At the heart of Bangalore city, a large 300-acre space of lush greenery and heritage stands as a symbol of the city's past, present, and future. Cubbon Park is every child's favourite park, every Bangalorean's haven of fresh air, and altogether, the city's pride.
It stands testament to the past, in terms of the diversity of flora it houses. Bangalore traffic in the recent past has grown into a menace, but the stretch between MG Road and Cubbon Park is always a pleasurable place to stop and wait for the signal to turn green. The gust of wind that blows here, and the smell of mud, coupled with floral scents instantly transports citizens to Old Bangalore, where the weather was fine, and the trees loomed over roads with thick canopies that did not even allow rainwater to penetrate. Cubbon Park is also a historical site, and one of the few remaining monuments of colonial heritage in Central Bangalore. It houses many statues and among them, the most famous is that of Queen Victoria, which faces the St. Mark's Square.
The stretch outside Cubbon Park is cool and well-shaded from the canopy of trees over it. Image source: wikimedia commons
At present, Cubbon Park is known for the cultural hub that it is. It houses Jawahar Bal Bhavan, which is a large theatre that hosts film festivals through the year. Festivals, poetry open mics, and other such shows are conducted on the lawns every Sunday. A small stream runs through the park, where boat rides are held occasionally when the water level is high enough. There is a children's park on one corner, and a government-maintained aquarium, two-storeys tall, with exotic fish.
The Park has been renamed many times in the past. It was originally named Meade's Park, after Sir John Meade, the acting commissioner of Mysore in 1870. It was later changed to Cubbon Park after Sir Mark Cubbon, who was the longest-serving commissioner of the Mysore state. In 1927, the park was renamed after the Mysore Maharaja Sri Krishna Wodeyar, to celebrate his silver jubilee, since the park was developed during the reign of his ancestors. Even though it is officially named Sri Chamrajendra Park, it is still known as Cubbon Park all over the city. In fact, Bangalore was alluded the sobriquet of 'Garden City' because of the rich botanical diversity of this park.
Art Installation at Cubbon Park Image source: wikimedia commons
In many parts of the country, governments have renamed structures, places, and cities to remove traces of colonialism.
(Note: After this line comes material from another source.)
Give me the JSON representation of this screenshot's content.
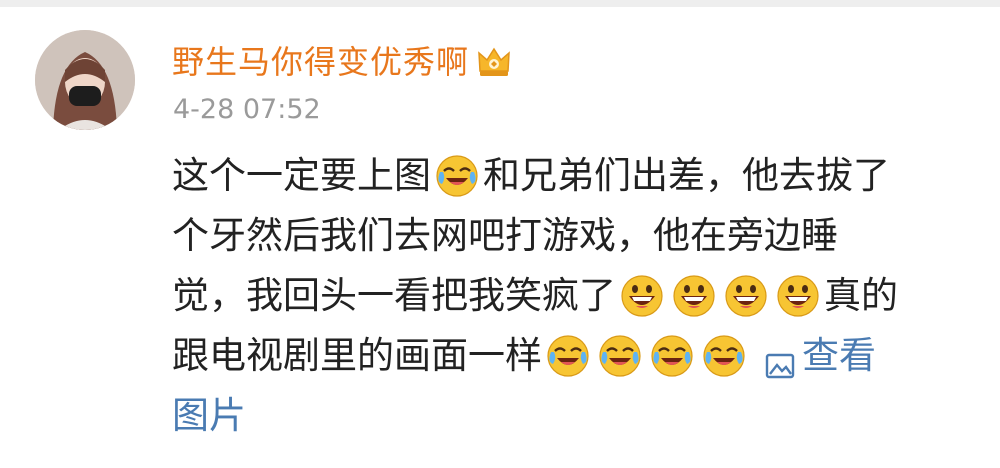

But, in a city like Bangalore, there is too much evidence of the British rule. Many of the most prominent attractions of the city are known by their British identities despite the change in name. Even the city's name continues to be Bangalore, despite having been changed to Bengaluru. Last year, the British era and its achievements were celebrated in Cubbon Park when Sir Mark Cubbon's statue was moved from the grounds of the Karnataka High Court and placed in the Park.
Keywords: Cubbon Park, Mark Cubbon, British Colonialism, Cultural hub, Garden City